CONTAMINATION OF GROUND WATER
Leading types of cancer in Kenya among the women are cancers of the cervix and breast while with men, cancers of prostrate, esophagus, neck and head are more common. In children, the commonest cancers are blood cancers (leukemia) and lymphomas. Cancers of the digestive tract such as stomach, liver, colon and rectum are on the rise.
Although we can deduce the causes of cancer from this write up, it is not enough. We need more research to establish local causes and solutions. Our academics ranging from social scientists to environmental scientists to engineers to hard core scientists are virtually sleeping on the job. There is simply not enough curiosity to establish the use of Nairobi River to irrigate vegetables that end up on our dinner table. There is no research on contamination of ground water through over-utilization of land (mainly due to excessive subdivisions). We simply do not attempt to look into causes of many of our problems.
There is need for statistics on current cancer incidence, mortality, and survival statistics and information on cancer symptoms, risk factors, early detection, and treatment. With statistics, we can then devise informed methods of dealing with the cancer problem. More importantly, we must get into the culture of checkups through partnerships with equipment suppliers spread throughout the country. This will help create the necessary critical mass for lowering the cost significantly for the poor to afford.
Even as we know that early diagnosis of most cancers is key to successful treatment, most Kenyans give priority to their vehicle checkups to their own life. Our doctors too need a lesson. In most parts of the world, when a patient sees a doctor, there are basic standard operating procedures commonly referred to as SOPs. Twice as many people are dying in developing countries as they are in developed economies.
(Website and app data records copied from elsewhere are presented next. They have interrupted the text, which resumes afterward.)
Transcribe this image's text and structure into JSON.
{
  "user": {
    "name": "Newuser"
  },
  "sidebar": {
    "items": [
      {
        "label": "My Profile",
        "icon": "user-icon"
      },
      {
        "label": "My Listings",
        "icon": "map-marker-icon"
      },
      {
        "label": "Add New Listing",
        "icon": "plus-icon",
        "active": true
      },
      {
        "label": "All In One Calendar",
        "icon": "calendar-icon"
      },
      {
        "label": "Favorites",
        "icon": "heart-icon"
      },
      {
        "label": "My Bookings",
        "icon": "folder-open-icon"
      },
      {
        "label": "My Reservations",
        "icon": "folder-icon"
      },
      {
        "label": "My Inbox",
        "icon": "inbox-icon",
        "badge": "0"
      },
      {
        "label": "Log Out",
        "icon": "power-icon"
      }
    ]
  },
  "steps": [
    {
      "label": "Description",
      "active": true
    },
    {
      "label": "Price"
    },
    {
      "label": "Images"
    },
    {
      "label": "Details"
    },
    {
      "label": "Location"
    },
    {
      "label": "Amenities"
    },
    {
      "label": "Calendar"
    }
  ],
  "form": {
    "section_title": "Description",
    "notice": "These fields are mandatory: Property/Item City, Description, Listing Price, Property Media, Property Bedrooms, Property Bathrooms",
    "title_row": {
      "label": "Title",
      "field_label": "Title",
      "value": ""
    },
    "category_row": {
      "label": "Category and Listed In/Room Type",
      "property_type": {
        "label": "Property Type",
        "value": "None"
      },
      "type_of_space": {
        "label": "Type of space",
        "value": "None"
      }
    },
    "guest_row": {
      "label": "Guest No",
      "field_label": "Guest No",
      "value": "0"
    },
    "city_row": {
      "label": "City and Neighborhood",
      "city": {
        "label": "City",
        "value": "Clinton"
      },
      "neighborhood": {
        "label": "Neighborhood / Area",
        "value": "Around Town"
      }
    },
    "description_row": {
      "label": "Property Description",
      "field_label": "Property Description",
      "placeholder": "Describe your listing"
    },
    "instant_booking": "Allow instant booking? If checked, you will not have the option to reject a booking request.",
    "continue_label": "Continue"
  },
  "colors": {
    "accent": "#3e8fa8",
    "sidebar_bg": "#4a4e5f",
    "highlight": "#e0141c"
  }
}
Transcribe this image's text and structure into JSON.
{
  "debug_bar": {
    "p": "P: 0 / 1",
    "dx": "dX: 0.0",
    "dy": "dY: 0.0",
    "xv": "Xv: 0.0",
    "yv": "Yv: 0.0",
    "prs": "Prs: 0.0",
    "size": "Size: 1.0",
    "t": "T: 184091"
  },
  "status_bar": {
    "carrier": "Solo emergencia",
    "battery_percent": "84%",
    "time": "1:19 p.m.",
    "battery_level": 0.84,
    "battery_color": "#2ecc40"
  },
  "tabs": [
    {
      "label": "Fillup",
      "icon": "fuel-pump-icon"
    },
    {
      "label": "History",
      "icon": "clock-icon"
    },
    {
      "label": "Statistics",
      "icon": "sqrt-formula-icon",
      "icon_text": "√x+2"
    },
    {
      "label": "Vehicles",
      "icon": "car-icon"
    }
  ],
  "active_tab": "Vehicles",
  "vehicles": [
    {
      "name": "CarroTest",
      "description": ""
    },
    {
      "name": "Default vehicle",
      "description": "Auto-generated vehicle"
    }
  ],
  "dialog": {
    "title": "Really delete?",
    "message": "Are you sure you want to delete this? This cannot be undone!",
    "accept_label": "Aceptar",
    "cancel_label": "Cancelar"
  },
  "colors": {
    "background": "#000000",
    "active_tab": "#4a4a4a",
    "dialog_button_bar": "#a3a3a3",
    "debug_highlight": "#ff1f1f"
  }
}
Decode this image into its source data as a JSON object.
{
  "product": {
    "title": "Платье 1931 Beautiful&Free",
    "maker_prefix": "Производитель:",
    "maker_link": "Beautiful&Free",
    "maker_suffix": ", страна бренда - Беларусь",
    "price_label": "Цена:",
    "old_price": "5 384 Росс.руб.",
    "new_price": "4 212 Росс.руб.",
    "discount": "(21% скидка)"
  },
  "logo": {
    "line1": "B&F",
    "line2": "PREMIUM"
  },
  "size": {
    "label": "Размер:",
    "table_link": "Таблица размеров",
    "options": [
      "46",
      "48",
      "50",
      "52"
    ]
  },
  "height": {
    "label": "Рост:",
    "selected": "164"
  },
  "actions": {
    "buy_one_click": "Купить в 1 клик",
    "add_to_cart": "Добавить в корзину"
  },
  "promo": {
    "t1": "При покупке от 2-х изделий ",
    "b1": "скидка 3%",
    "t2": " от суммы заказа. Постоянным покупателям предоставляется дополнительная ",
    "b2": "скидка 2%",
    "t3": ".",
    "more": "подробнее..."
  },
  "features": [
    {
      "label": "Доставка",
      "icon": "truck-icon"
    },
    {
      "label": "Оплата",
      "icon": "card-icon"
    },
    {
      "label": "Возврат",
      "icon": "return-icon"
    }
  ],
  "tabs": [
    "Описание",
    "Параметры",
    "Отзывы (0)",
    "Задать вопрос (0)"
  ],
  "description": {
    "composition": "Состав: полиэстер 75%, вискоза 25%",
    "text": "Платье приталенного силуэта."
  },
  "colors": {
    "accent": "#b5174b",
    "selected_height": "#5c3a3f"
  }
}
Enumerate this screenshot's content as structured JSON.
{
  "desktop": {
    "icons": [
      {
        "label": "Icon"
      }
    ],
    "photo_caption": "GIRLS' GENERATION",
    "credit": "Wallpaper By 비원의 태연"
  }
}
Just as we have adopted western type of lifestyle, we must begin to closely watch our health in the same way it is done in developed economies.